View Article: PubMed Central - PubMed
Affiliation: EMBL, European Bioinformatics Institute, Wellcome Trust Genome Campus, Hinxton, Cambridge, UK. bourgon@ebi.ac.uk
Motivation: Microarrays provide an accurate and cost-effective method for genotyping large numbers of individuals at high resolution. The resulting data permit the identification of loci at which genetic variation is associated with quantitative traits, or fine mapping of meiotic recombination, which is a key determinant of genetic diversity among individuals. Several issues inherent to short oligonucleotide arrays -- cross-hybridization, or variability in probe response to target -- have the potential to produce genotyping errors. There is a need for improved statistical methods for array-based genotyping.
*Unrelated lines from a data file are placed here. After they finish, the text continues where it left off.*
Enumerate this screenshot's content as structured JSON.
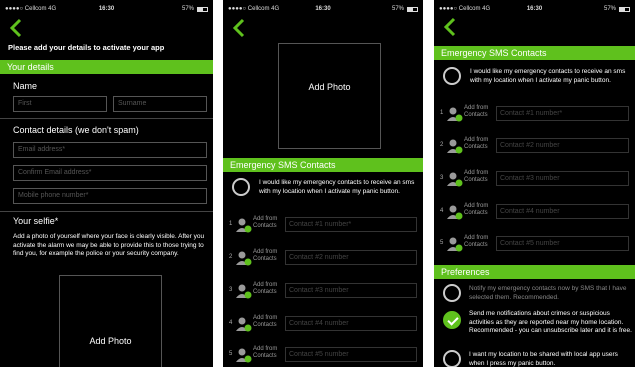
{
  "status": {
    "carrier": "●●●●○ Cellcom  4G",
    "time": "16:30",
    "battery": "57%"
  },
  "screen1": {
    "instruction": "Please add your details to activate your app",
    "details_header": "Your details",
    "name_label": "Name",
    "first_placeholder": "First",
    "surname_placeholder": "Surname",
    "contact_label": "Contact details (we don't spam)",
    "email_placeholder": "Email address*",
    "confirm_email_placeholder": "Confirm Email address*",
    "mobile_placeholder": "Mobile phone number*",
    "selfie_label": "Your selfie*",
    "selfie_text": "Add a photo of yourself where your face is clearly visible. After you activate the alarm we may be able to provide this to those trying to find you, for example the police or your security company.",
    "add_photo": "Add Photo"
  },
  "screen2": {
    "add_photo": "Add Photo",
    "sms_header": "Emergency SMS Contacts",
    "sms_option": "I would like my emergency contacts to receive an sms with my location when I activate my panic button.",
    "add_from": "Add from",
    "contacts": "Contacts",
    "contact_rows": [
      {
        "num": "1",
        "placeholder": "Contact #1 number*"
      },
      {
        "num": "2",
        "placeholder": "Contact #2 number"
      },
      {
        "num": "3",
        "placeholder": "Contact #3 number"
      },
      {
        "num": "4",
        "placeholder": "Contact #4 number"
      },
      {
        "num": "5",
        "placeholder": "Contact #5 number"
      }
    ]
  },
  "screen3": {
    "sms_header": "Emergency SMS Contacts",
    "sms_option": "I would like my emergency contacts to receive an sms with my location when I activate my panic button.",
    "add_from": "Add from",
    "contacts": "Contacts",
    "contact_rows": [
      {
        "num": "1",
        "placeholder": "Contact #1 number*"
      },
      {
        "num": "2",
        "placeholder": "Contact #2 number"
      },
      {
        "num": "3",
        "placeholder": "Contact #3 number"
      },
      {
        "num": "4",
        "placeholder": "Contact #4 number"
      },
      {
        "num": "5",
        "placeholder": "Contact #5 number"
      }
    ],
    "prefs_header": "Preferences",
    "pref_notify": "Notify my emergency contacts now by SMS that I have selected them. Recommended.",
    "pref_notifications": "Send me notifications about crimes or suspicious activities as they are reported near my home location. Recommended - you can unsubscribe later and it is free.",
    "pref_location": "I want my location to be shared with local app users when I press my panic button."
  },
  "colors": {
    "accent": "#5fc11d",
    "background": "#000000"
  },
  "icons": {
    "back": "chevron-left-icon",
    "person": "person-add-icon",
    "check": "checkmark-icon"
  }
}
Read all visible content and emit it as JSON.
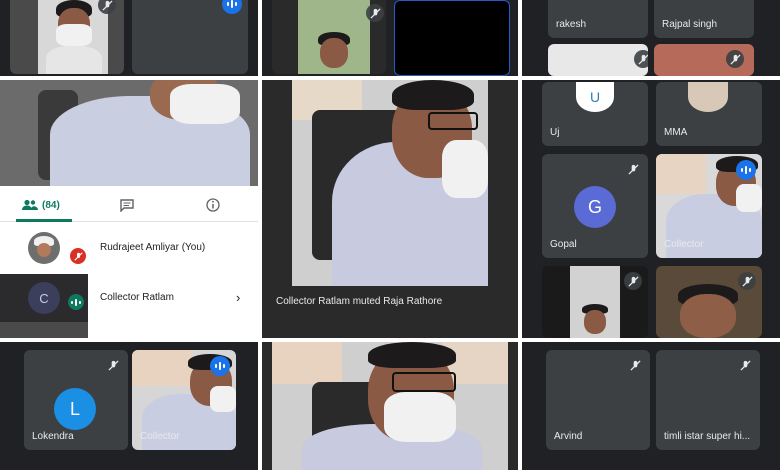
{
  "participants_tab": {
    "count_label": "(84)",
    "people_icon": "people-icon",
    "chat_icon": "chat-icon",
    "info_icon": "info-icon"
  },
  "participants": [
    {
      "name": "Rudrajeet Amliyar (You)",
      "mic": "muted"
    },
    {
      "name": "Collector Ratlam",
      "mic": "speaking",
      "avatar_letter": "C"
    }
  ],
  "toast_message": "Collector Ratlam muted Raja Rathore",
  "tiles": {
    "rakesh": "rakesh",
    "rajpal": "Rajpal singh",
    "uj": "Uj",
    "mma": "MMA",
    "gopal": {
      "name": "Gopal",
      "letter": "G"
    },
    "collector_right": "Collector",
    "lokendra": {
      "name": "Lokendra",
      "letter": "L"
    },
    "collector_bottom": "Collector",
    "arvind": "Arvind",
    "timli": "timli istar super hi..."
  },
  "colors": {
    "panel_bg": "#202124",
    "tile_bg": "#3c4043",
    "accent_green": "#0d7a5f",
    "speaking_blue": "#1a73e8",
    "gopal_avatar": "#5b6bd6",
    "lokendra_avatar": "#1a8fe3",
    "collector_avatar": "#3b3f5c",
    "muted_red": "#d93025"
  }
}
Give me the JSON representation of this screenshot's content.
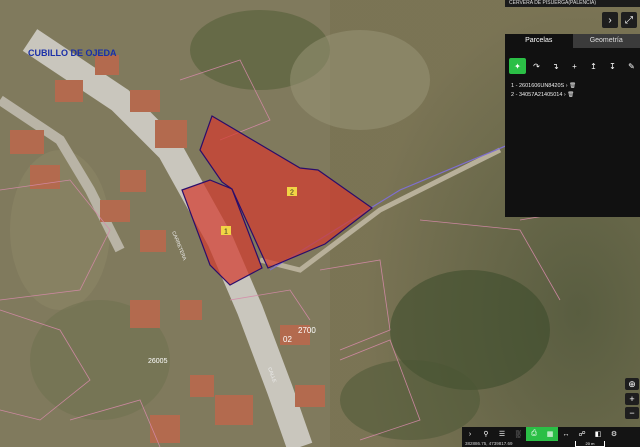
{
  "top_label": "CERVERA DE PISUERGA(PALENCIA)",
  "tabs": [
    {
      "label": "Parcelas"
    },
    {
      "label": "Geometría"
    }
  ],
  "parcels": [
    {
      "index": "1 -",
      "ref": "2601606UN8420S"
    },
    {
      "index": "2 -",
      "ref": "34057A21405014"
    }
  ],
  "map_labels": {
    "town": "CUBILLO DE OJEDA",
    "p1": "1",
    "p2": "2",
    "street1": "CARRETERA",
    "street2": "CALLE",
    "n2700": "2700",
    "n02": "02",
    "n26005": "26005"
  },
  "coords": "382886.75, 4739817.69",
  "scale": "20 m",
  "icons": {
    "next": "chevron-right-icon",
    "expand": "expand-icon",
    "delete": "trash-icon"
  },
  "colors": {
    "parcel_fill": "#d23b2f",
    "parcel_border": "#2b0d6b",
    "accent": "#2bbf46"
  }
}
Results: We developed ssGenotyping (ssG), a multivariate, semi-supervised approach for using microarrays to genotype haploid individuals at thousands of polymorphic sites. Using a meiotic recombination dataset, we show that ssG is more accurate than existing supervised classification methods, and that it produces denser marker coverage. The ssG algorithm is able to fit probe-specific affinity differences and to detect and filter spurious signal, permitting high-confidence genotyping at nucleotide resolution. We also demonstrate that oligonucleotide probe response depends significantly on genomic background, even when the probe's specific target sequence is unchanged. As a result, supervised classifiers trained on reference strains may not generalize well to diverged strains; ssG's semi-supervised approach, on the other hand, adapts automatically.